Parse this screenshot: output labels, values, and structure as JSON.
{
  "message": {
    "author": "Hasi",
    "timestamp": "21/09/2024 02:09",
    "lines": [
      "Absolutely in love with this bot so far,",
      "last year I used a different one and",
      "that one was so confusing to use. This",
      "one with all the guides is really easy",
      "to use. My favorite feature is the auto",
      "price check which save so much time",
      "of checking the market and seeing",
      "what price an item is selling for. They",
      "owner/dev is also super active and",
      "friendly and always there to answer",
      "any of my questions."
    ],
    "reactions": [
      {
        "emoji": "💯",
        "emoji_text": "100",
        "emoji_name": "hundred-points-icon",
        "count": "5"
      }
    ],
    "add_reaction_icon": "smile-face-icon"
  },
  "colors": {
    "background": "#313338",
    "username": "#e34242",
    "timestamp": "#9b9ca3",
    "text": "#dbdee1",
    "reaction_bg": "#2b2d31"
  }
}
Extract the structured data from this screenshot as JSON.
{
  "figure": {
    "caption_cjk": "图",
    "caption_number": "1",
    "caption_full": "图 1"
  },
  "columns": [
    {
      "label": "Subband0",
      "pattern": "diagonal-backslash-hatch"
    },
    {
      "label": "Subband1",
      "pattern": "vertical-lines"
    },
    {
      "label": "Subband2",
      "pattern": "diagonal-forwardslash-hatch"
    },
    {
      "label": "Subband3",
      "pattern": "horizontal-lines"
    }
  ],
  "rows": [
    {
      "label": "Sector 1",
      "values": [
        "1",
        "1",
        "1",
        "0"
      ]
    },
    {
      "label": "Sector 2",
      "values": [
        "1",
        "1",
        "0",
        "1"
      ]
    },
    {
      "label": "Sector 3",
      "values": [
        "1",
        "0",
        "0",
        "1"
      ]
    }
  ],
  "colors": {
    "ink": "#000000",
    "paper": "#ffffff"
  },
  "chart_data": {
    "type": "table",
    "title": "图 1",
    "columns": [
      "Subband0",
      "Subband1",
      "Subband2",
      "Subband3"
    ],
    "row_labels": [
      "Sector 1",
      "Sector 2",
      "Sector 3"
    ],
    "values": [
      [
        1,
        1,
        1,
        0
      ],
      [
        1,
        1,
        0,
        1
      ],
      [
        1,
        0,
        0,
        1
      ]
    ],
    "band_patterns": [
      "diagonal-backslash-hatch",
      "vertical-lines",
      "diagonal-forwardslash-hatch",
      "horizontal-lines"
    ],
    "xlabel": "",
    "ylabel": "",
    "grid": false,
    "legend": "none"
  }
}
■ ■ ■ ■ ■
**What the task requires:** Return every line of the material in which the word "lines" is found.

**Task result:**
    "lines": [
      "pattern": "vertical-lines"
      "pattern": "horizontal-lines"
      "vertical-lines",
      "horizontal-lines"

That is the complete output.